TRY IT.
Find the lines below holding the word "duration" and copy each of them.

Items from a data source.

# # #

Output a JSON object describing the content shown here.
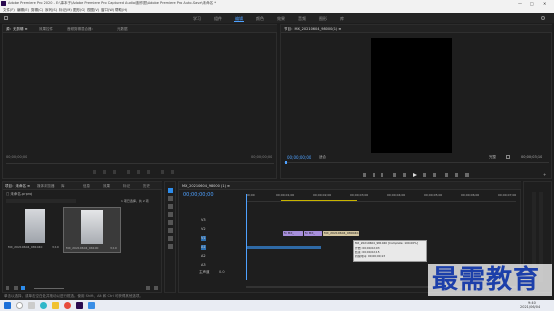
{
  "window": {
    "title": "Adobe Premiere Pro 2020 - E:\\事本子\\Adobe Premiere Pro Captured Audio\\副作图\\Adobe Premiere Pro Auto-Save\\未命名 *",
    "controls": [
      "—",
      "□",
      "✕"
    ]
  },
  "menu": [
    "文件(F)",
    "编辑(E)",
    "剪辑(C)",
    "序列(S)",
    "标记(M)",
    "图形(G)",
    "视图(V)",
    "窗口(W)",
    "帮助(H)"
  ],
  "workspaces": [
    "学习",
    "组件",
    "编辑",
    "颜色",
    "效果",
    "音频",
    "图形",
    "库"
  ],
  "active_workspace": "编辑",
  "source_panel": {
    "tabs": [
      "源：无剪辑 ≡",
      "效果控件",
      "音频剪辑混合器：",
      "元数据"
    ],
    "timecode_left": "00;00;00;00",
    "timecode_right": "00;00;00;00"
  },
  "program_panel": {
    "title": "节目：MX_20210604_98000(1) ≡",
    "timecode": "00;00;00;00",
    "fit": "适合",
    "quality": "完整",
    "duration": "00;00;03;10"
  },
  "project_panel": {
    "tabs": [
      "项目：未命名 ≡",
      "媒体浏览器",
      "库",
      "信息",
      "效果",
      "标记",
      "历史"
    ],
    "path": "□ 未命名.prproj",
    "count": "1 项已选择，共 2 项",
    "items": [
      {
        "name": "MX_20210604_981040",
        "duration": "3;10"
      },
      {
        "name": "MX_20210604_96100",
        "duration": "3;10"
      }
    ]
  },
  "timeline": {
    "tab": "MX_20210604_98000 (1) ≡",
    "timecode": "00;00;00;00",
    "ruler": [
      "00;00",
      "00;00;01;00",
      "00;00;02;00",
      "00;00;03;00",
      "00;00;04;00",
      "00;00;05;00",
      "00;00;06;00",
      "00;00;07;00"
    ],
    "tracks": [
      "V3",
      "V2",
      "V1",
      "A1",
      "A2",
      "A3"
    ],
    "mix_label": "主声道",
    "mix_value": "0.0",
    "clip_v1": "MX_20210604_980040.jpg",
    "clip_v2a": "fx MX_",
    "clip_v2b": "fx MX_",
    "tooltip": {
      "name": "MX_20210604_981040 [Complete: 100.00%]",
      "start": "开始: 00;00;02;03",
      "end": "结束: 00;00;02;15",
      "duration": "持续时间: 00;00;00;13"
    }
  },
  "status_bar": "单击以选择，或单击空白处并拖动以进行框选。使用 Shift、Alt 和 Ctrl 可获得其他选项。",
  "watermark": "最需教育",
  "taskbar": {
    "time": "9:40",
    "date": "2021/06/04"
  }
}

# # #

TASK ANSWER.
    "duration": "00;00;03;10"
        "duration": "3;10"
        "duration": "3;10"
      "duration": "持续时间: 00;00;00;13"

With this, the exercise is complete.